Hydrogen tanks. Source: US Office of Energy Efficiency & Renewable Energy
US energy giant Chevron (NYSE:CVX) has acquired a majority stake in the Advanced Clean Energy Storage (ACES) project, which is set to create the world’s largest industrial green hydrogen production and storage hub.
The oil major announced on Tuesday it has clinched a deal with private equity firm Haddington Ventures to acquire 100% of Magnum Development LLC, giving it majority control of the latter’s joint venture with Mitsubishi Power Americas LLC. The joint business, dubbed ACES Delta LLC, is behind the ambitious project that aims to turn renewable energy into green hydrogen for seasonal storage in solution-mined salt caverns.
The value of Chevron’s investment, aligned with the group’s goal to pursue lower carbon energy solutions, was not disclosed. According to Bloomberg, the transaction has provided it with a 78% interest in the huge scheme, which will eventually enable the storage of around 300 GWh of clean energy in the form of hydrogen.
The first ACES stage envisages the deployment of 220 MW of high-pressure alkaline electrolysers to produce up to 100 metric tonnes of hydrogen per day. With construction underway, the plan is scheduled to kick off commercial operations in the middle of 2025, with its output planned to fuel a hydrogen-capable gas turbine combined cycle power plant owned by the Intermountain Power Agency. Options to supply hydrogen to the utility, transportation and industrial sectors in the western US are reviewed, as well.

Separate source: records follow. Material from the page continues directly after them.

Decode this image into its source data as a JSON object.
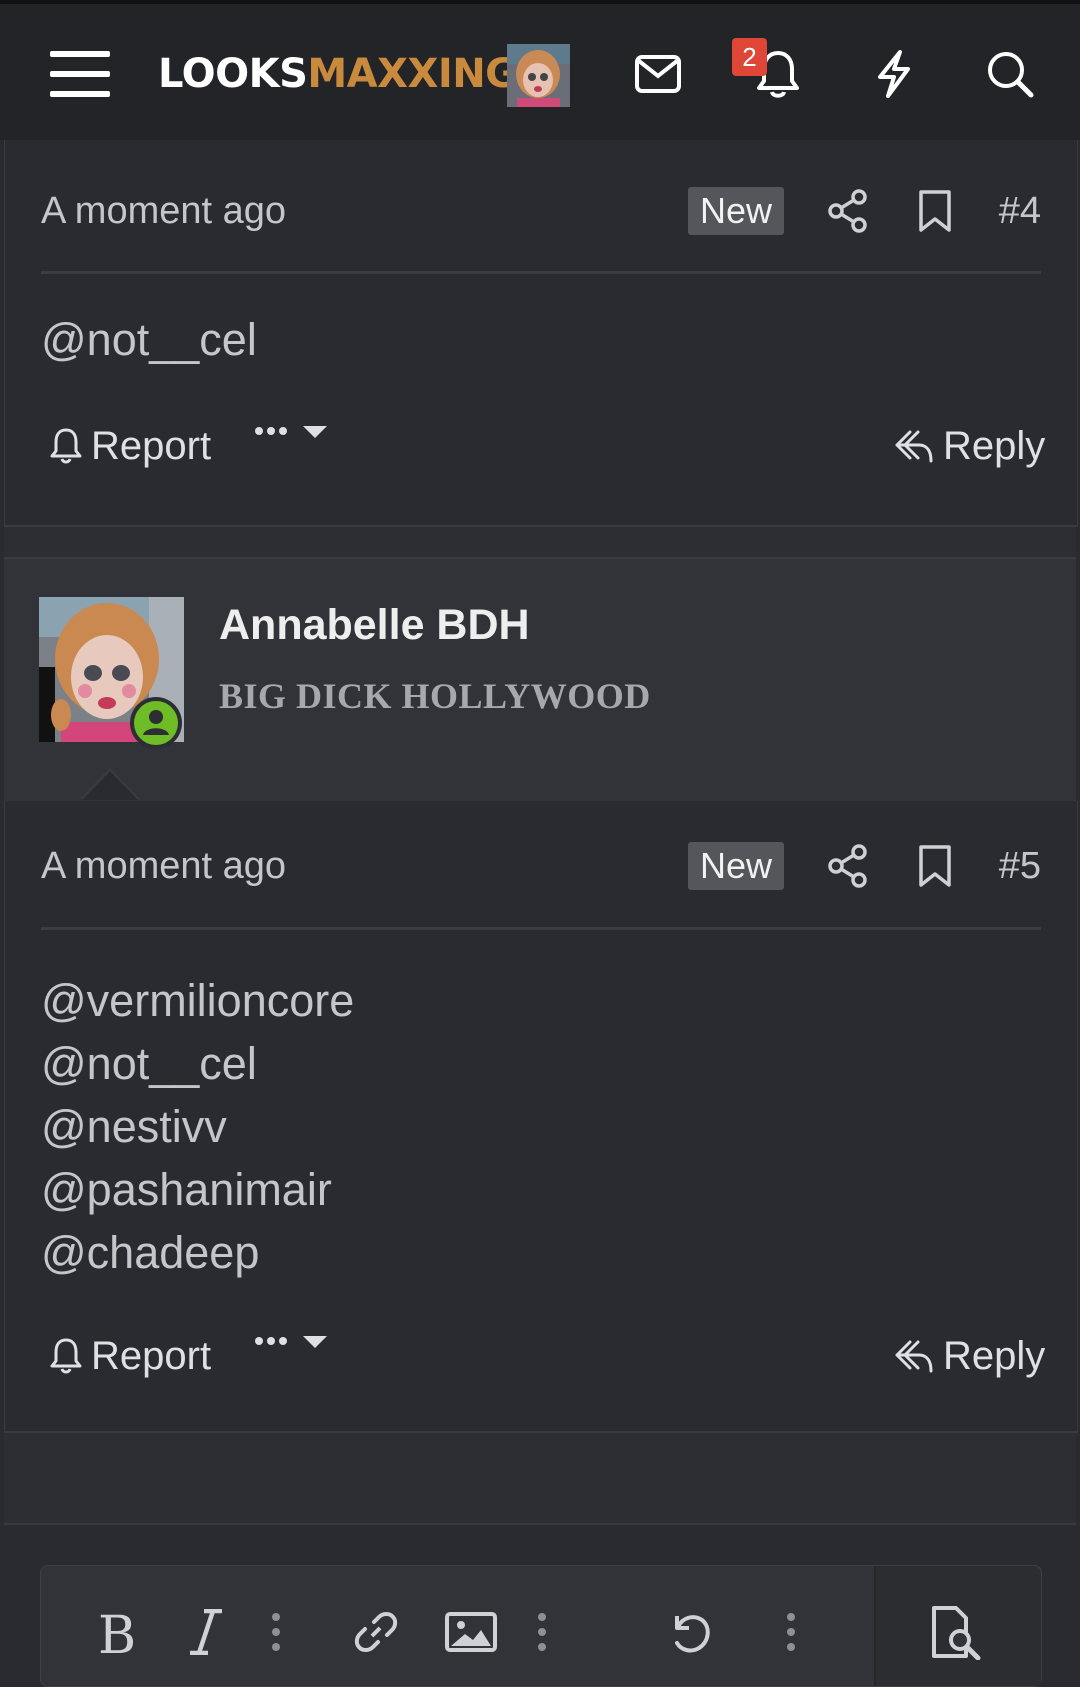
{
  "header": {
    "logo_part1": "LOOKS",
    "logo_part2": "MAXXING",
    "notification_count": "2",
    "colors": {
      "bar": "#232428",
      "accent": "#c98a3e",
      "badge": "#e04638"
    },
    "icons": [
      "menu-icon",
      "mail-icon",
      "bell-icon",
      "lightning-icon",
      "search-icon"
    ]
  },
  "posts": [
    {
      "time": "A moment ago",
      "new_label": "New",
      "number": "#4",
      "mentions": [
        "@not__cel"
      ],
      "report_label": "Report",
      "reply_label": "Reply"
    },
    {
      "author": "Annabelle BDH",
      "author_title": "BIG DICK HOLLYWOOD",
      "time": "A moment ago",
      "new_label": "New",
      "number": "#5",
      "mentions": [
        "@vermilioncore",
        "@not__cel",
        "@nestivv",
        "@pashanimair",
        "@chadeep"
      ],
      "report_label": "Report",
      "reply_label": "Reply"
    }
  ],
  "editor": {
    "tools": [
      "bold-icon",
      "italic-icon",
      "more-icon",
      "link-icon",
      "image-icon",
      "more-icon",
      "undo-icon",
      "more-icon",
      "preview-icon"
    ]
  }
}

“We seek to leverage the unique strengths of each partner to develop a large-scale, hydrogen platform that provides affordable, reliable, ever-cleaner energy and helps our customers achieve their lower carbon goals,” said Austin Knight, vice president Hydrogen, Chevron New Energies.
Last summer, ACES secured a USD-504.4-million (EUR 469.3m) loan guarantee from the US Department of Energy’s Loan Programs Office.
Veselina Petrova is one of Renewables Now's most experienced green energy writers. For several years she has been keeping track of game-changing events both large and small projects and across the globe.